(Website and app data records)
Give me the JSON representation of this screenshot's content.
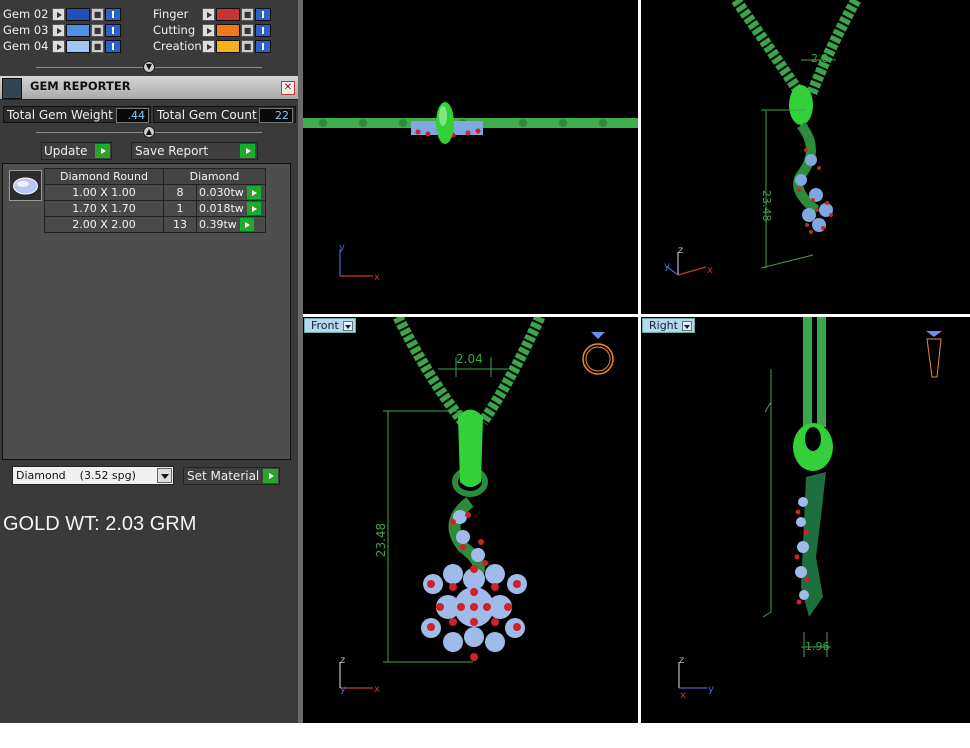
{
  "layers": [
    {
      "name": "Gem 02",
      "color": "#1f4fb8"
    },
    {
      "name": "Gem 03",
      "color": "#4f8fe6"
    },
    {
      "name": "Gem 04",
      "color": "#9fc6f2"
    }
  ],
  "layers_right": [
    {
      "name": "Finger",
      "color": "#c83232"
    },
    {
      "name": "Cutting",
      "color": "#f07a1a"
    },
    {
      "name": "Creation",
      "color": "#f5b21c"
    }
  ],
  "gem_reporter": {
    "title": "GEM REPORTER",
    "total_weight_label": "Total Gem Weight",
    "total_weight_value": ".44",
    "total_count_label": "Total Gem Count",
    "total_count_value": "22",
    "update_label": "Update",
    "save_report_label": "Save Report",
    "headers": [
      "Diamond Round",
      "Diamond"
    ],
    "rows": [
      {
        "size": "1.00 X 1.00",
        "count": "8",
        "weight": "0.030tw"
      },
      {
        "size": "1.70 X 1.70",
        "count": "1",
        "weight": "0.018tw"
      },
      {
        "size": "2.00 X 2.00",
        "count": "13",
        "weight": "0.39tw"
      }
    ]
  },
  "material": {
    "selected": "Diamond    (3.52 spg)",
    "set_label": "Set Material"
  },
  "gold_weight": "GOLD WT: 2.03 GRM",
  "viewports": {
    "front": {
      "tab": "Front",
      "dim_width": "2.04",
      "dim_height": "23.48"
    },
    "right": {
      "tab": "Right",
      "dim_width": "1.96"
    },
    "perspective": {
      "dim_width": "2.0",
      "dim_height": "23.48"
    }
  },
  "axes": {
    "x": "x",
    "y": "y",
    "z": "z"
  }
}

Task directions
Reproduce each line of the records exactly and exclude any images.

Task solution
Give me the JSON representation of this screenshot's content.
{
  "layers": [
    {
      "name": "Gem 02",
      "color": "#1f4fb8"
    },
    {
      "name": "Gem 03",
      "color": "#4f8fe6"
    },
    {
      "name": "Gem 04",
      "color": "#9fc6f2"
    }
  ],
  "layers_right": [
    {
      "name": "Finger",
      "color": "#c83232"
    },
    {
      "name": "Cutting",
      "color": "#f07a1a"
    },
    {
      "name": "Creation",
      "color": "#f5b21c"
    }
  ],
  "gem_reporter": {
    "title": "GEM REPORTER",
    "total_weight_label": "Total Gem Weight",
    "total_weight_value": ".44",
    "total_count_label": "Total Gem Count",
    "total_count_value": "22",
    "update_label": "Update",
    "save_report_label": "Save Report",
    "headers": [
      "Diamond Round",
      "Diamond"
    ],
    "rows": [
      {
        "size": "1.00 X 1.00",
        "count": "8",
        "weight": "0.030tw"
      },
      {
        "size": "1.70 X 1.70",
        "count": "1",
        "weight": "0.018tw"
      },
      {
        "size": "2.00 X 2.00",
        "count": "13",
        "weight": "0.39tw"
      }
    ]
  },
  "material": {
    "selected": "Diamond    (3.52 spg)",
    "set_label": "Set Material"
  },
  "gold_weight": "GOLD WT: 2.03 GRM",
  "viewports": {
    "front": {
      "tab": "Front",
      "dim_width": "2.04",
      "dim_height": "23.48"
    },
    "right": {
      "tab": "Right",
      "dim_width": "1.96"
    },
    "perspective": {
      "dim_width": "2.0",
      "dim_height": "23.48"
    }
  },
  "axes": {
    "x": "x",
    "y": "y",
    "z": "z"
  }
}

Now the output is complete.